Task to carry out: Look through the entries below, please, and copy every line with the word "community".

+++ Dataset extract +++

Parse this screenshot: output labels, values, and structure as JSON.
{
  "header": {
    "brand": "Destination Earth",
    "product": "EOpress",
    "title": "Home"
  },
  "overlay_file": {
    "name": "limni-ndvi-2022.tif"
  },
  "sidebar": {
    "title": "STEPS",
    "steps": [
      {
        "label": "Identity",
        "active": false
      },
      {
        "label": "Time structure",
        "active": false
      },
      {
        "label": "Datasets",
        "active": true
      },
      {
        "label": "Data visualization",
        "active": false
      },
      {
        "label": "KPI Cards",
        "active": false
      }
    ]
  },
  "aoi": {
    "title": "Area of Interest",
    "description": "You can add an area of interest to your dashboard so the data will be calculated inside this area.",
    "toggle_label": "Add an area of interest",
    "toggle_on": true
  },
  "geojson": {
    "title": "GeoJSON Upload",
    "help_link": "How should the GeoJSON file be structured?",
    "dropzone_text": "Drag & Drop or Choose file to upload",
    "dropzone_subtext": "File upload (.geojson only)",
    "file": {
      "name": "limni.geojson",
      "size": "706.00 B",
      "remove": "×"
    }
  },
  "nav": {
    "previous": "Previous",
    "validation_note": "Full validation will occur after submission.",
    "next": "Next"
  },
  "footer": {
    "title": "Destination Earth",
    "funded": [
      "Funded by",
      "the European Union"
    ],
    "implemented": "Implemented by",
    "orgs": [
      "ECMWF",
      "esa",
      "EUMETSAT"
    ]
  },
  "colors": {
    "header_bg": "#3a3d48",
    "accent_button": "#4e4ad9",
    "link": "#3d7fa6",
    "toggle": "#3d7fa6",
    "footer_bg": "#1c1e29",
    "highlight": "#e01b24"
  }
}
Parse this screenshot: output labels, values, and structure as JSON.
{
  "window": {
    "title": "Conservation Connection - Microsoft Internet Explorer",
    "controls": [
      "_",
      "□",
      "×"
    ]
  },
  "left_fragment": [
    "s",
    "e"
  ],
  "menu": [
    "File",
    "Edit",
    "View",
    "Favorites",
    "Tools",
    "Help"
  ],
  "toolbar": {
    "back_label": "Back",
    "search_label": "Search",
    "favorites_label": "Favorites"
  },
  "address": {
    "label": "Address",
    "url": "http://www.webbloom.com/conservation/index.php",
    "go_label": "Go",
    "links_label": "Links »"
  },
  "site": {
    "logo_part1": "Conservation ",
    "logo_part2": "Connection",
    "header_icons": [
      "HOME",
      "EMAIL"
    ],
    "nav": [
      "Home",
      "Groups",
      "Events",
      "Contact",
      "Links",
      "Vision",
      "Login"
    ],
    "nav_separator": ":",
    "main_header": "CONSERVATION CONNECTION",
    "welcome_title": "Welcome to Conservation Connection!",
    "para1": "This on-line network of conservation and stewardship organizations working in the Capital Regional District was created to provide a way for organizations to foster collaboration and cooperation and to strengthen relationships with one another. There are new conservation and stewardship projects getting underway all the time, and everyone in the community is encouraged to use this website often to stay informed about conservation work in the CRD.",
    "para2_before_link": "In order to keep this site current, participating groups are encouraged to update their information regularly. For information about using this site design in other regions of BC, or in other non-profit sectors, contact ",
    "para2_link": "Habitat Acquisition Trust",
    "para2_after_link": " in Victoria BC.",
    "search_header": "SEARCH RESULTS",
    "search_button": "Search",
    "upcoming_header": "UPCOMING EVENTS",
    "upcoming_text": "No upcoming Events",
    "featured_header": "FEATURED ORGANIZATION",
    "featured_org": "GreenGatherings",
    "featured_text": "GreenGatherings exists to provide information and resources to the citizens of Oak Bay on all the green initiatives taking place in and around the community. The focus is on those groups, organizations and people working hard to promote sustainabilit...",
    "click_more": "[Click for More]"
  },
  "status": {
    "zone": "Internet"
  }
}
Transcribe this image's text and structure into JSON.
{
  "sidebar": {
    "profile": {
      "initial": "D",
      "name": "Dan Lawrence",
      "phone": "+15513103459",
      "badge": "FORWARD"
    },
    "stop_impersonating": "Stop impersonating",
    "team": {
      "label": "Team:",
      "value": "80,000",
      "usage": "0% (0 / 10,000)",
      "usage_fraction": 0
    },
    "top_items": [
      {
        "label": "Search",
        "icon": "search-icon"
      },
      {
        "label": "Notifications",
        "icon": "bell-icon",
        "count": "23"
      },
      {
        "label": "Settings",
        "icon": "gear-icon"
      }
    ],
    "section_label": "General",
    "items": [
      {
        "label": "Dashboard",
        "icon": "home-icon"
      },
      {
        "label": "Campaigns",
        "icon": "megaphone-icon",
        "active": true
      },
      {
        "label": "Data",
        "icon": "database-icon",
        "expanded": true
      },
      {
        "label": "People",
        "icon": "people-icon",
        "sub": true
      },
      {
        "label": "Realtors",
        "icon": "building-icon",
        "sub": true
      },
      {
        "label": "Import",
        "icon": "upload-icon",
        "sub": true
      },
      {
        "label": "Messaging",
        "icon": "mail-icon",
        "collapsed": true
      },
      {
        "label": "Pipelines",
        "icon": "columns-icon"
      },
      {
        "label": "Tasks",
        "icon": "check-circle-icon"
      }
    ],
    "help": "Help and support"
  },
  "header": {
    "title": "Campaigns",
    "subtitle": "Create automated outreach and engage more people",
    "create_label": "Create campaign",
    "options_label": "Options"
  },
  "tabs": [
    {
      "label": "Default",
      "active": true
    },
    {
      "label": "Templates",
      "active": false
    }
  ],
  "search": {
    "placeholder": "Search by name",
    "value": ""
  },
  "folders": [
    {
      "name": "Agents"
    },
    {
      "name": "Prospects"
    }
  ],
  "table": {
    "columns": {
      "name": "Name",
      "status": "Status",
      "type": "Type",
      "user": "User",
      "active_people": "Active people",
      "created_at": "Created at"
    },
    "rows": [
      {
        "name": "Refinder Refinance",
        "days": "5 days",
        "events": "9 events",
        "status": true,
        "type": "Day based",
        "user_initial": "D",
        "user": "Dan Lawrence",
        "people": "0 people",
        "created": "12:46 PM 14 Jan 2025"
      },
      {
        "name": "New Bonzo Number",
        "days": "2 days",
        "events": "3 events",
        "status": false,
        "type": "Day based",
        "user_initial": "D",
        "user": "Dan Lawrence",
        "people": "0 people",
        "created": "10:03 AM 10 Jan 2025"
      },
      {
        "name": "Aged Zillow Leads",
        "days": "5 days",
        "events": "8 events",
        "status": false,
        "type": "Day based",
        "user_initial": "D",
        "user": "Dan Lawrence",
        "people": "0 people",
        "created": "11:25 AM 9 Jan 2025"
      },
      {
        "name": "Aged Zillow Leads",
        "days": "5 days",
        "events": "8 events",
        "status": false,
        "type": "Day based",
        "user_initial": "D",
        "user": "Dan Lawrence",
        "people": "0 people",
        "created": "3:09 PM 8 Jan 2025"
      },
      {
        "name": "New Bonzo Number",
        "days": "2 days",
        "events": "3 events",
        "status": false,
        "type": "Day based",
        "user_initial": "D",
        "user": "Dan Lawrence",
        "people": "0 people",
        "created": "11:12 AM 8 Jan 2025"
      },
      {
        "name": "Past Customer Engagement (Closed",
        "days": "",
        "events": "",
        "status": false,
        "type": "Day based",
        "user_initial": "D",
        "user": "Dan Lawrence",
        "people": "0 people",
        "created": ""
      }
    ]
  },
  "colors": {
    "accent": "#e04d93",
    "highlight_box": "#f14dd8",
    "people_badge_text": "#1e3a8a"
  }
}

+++

Expected answer:
    "para1": "This on-line network of conservation and stewardship organizations working in the Capital Regional District was created to provide a way for organizations to foster collaboration and cooperation and to strengthen relationships with one another. There are new conservation and stewardship projects getting underway all the time, and everyone in the community is encouraged to use this website often to stay informed about conservation work in the CRD.",
    "featured_text": "GreenGatherings exists to provide information and resources to the citizens of Oak Bay on all the green initiatives taking place in and around the community. The focus is on those groups, organizations and people working hard to promote sustainabilit...",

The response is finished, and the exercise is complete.